▶ What you are asked to do
Output each record exactly, with nothing omitted.

Data extracted from a collection
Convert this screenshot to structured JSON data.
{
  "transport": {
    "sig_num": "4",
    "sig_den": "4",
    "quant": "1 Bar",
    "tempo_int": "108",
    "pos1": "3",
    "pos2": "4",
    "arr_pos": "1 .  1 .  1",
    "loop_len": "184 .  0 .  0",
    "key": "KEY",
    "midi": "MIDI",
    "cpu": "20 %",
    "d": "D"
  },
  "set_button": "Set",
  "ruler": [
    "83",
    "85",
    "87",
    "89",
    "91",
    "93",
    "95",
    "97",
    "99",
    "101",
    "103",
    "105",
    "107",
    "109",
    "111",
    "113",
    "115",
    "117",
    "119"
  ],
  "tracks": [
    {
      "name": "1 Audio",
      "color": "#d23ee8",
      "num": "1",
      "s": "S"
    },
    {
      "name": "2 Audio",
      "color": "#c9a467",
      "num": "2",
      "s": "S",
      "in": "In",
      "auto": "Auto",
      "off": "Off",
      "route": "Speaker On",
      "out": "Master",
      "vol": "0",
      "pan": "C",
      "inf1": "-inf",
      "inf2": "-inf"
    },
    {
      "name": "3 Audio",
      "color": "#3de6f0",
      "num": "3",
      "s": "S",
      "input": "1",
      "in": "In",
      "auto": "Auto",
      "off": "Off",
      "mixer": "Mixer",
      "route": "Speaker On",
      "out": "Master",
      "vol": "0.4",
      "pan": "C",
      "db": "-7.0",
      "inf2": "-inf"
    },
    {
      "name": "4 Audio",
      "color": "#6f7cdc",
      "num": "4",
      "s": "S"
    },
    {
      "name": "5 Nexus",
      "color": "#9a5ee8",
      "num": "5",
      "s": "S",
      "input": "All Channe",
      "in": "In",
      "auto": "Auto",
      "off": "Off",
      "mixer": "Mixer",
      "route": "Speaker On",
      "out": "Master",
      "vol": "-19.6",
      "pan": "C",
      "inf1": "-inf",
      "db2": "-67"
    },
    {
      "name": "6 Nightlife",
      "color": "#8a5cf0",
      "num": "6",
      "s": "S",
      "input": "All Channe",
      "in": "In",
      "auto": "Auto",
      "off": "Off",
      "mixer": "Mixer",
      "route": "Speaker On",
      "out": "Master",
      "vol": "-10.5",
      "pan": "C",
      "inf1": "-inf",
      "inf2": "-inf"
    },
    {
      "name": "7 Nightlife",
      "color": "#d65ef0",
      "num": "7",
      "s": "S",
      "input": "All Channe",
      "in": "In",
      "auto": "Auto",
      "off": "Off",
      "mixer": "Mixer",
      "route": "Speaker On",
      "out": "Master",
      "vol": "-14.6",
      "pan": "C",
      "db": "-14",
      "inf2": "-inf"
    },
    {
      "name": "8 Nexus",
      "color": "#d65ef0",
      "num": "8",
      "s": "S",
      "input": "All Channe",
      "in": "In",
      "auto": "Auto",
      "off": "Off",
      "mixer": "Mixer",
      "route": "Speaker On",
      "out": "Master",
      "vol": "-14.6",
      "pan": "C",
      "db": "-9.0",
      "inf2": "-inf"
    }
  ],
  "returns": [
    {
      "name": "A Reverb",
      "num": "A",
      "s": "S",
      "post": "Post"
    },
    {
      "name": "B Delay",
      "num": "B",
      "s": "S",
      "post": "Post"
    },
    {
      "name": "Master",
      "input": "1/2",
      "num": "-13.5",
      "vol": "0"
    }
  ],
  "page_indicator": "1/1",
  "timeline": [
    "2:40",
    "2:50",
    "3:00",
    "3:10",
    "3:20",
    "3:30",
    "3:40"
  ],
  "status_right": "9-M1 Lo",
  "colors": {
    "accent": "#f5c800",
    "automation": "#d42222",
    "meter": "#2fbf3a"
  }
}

▶ Expected output
Convert this screenshot to structured JSON data.
{
  "transport": {
    "sig_num": "4",
    "sig_den": "4",
    "quant": "1 Bar",
    "tempo_int": "108",
    "pos1": "3",
    "pos2": "4",
    "arr_pos": "1 .  1 .  1",
    "loop_len": "184 .  0 .  0",
    "key": "KEY",
    "midi": "MIDI",
    "cpu": "20 %",
    "d": "D"
  },
  "set_button": "Set",
  "ruler": [
    "83",
    "85",
    "87",
    "89",
    "91",
    "93",
    "95",
    "97",
    "99",
    "101",
    "103",
    "105",
    "107",
    "109",
    "111",
    "113",
    "115",
    "117",
    "119"
  ],
  "tracks": [
    {
      "name": "1 Audio",
      "color": "#d23ee8",
      "num": "1",
      "s": "S"
    },
    {
      "name": "2 Audio",
      "color": "#c9a467",
      "num": "2",
      "s": "S",
      "in": "In",
      "auto": "Auto",
      "off": "Off",
      "route": "Speaker On",
      "out": "Master",
      "vol": "0",
      "pan": "C",
      "inf1": "-inf",
      "inf2": "-inf"
    },
    {
      "name": "3 Audio",
      "color": "#3de6f0",
      "num": "3",
      "s": "S",
      "input": "1",
      "in": "In",
      "auto": "Auto",
      "off": "Off",
      "mixer": "Mixer",
      "route": "Speaker On",
      "out": "Master",
      "vol": "0.4",
      "pan": "C",
      "db": "-7.0",
      "inf2": "-inf"
    },
    {
      "name": "4 Audio",
      "color": "#6f7cdc",
      "num": "4",
      "s": "S"
    },
    {
      "name": "5 Nexus",
      "color": "#9a5ee8",
      "num": "5",
      "s": "S",
      "input": "All Channe",
      "in": "In",
      "auto": "Auto",
      "off": "Off",
      "mixer": "Mixer",
      "route": "Speaker On",
      "out": "Master",
      "vol": "-19.6",
      "pan": "C",
      "inf1": "-inf",
      "db2": "-67"
    },
    {
      "name": "6 Nightlife",
      "color": "#8a5cf0",
      "num": "6",
      "s": "S",
      "input": "All Channe",
      "in": "In",
      "auto": "Auto",
      "off": "Off",
      "mixer": "Mixer",
      "route": "Speaker On",
      "out": "Master",
      "vol": "-10.5",
      "pan": "C",
      "inf1": "-inf",
      "inf2": "-inf"
    },
    {
      "name": "7 Nightlife",
      "color": "#d65ef0",
      "num": "7",
      "s": "S",
      "input": "All Channe",
      "in": "In",
      "auto": "Auto",
      "off": "Off",
      "mixer": "Mixer",
      "route": "Speaker On",
      "out": "Master",
      "vol": "-14.6",
      "pan": "C",
      "db": "-14",
      "inf2": "-inf"
    },
    {
      "name": "8 Nexus",
      "color": "#d65ef0",
      "num": "8",
      "s": "S",
      "input": "All Channe",
      "in": "In",
      "auto": "Auto",
      "off": "Off",
      "mixer": "Mixer",
      "route": "Speaker On",
      "out": "Master",
      "vol": "-14.6",
      "pan": "C",
      "db": "-9.0",
      "inf2": "-inf"
    }
  ],
  "returns": [
    {
      "name": "A Reverb",
      "num": "A",
      "s": "S",
      "post": "Post"
    },
    {
      "name": "B Delay",
      "num": "B",
      "s": "S",
      "post": "Post"
    },
    {
      "name": "Master",
      "input": "1/2",
      "num": "-13.5",
      "vol": "0"
    }
  ],
  "page_indicator": "1/1",
  "timeline": [
    "2:40",
    "2:50",
    "3:00",
    "3:10",
    "3:20",
    "3:30",
    "3:40"
  ],
  "status_right": "9-M1 Lo",
  "colors": {
    "accent": "#f5c800",
    "automation": "#d42222",
    "meter": "#2fbf3a"
  }
}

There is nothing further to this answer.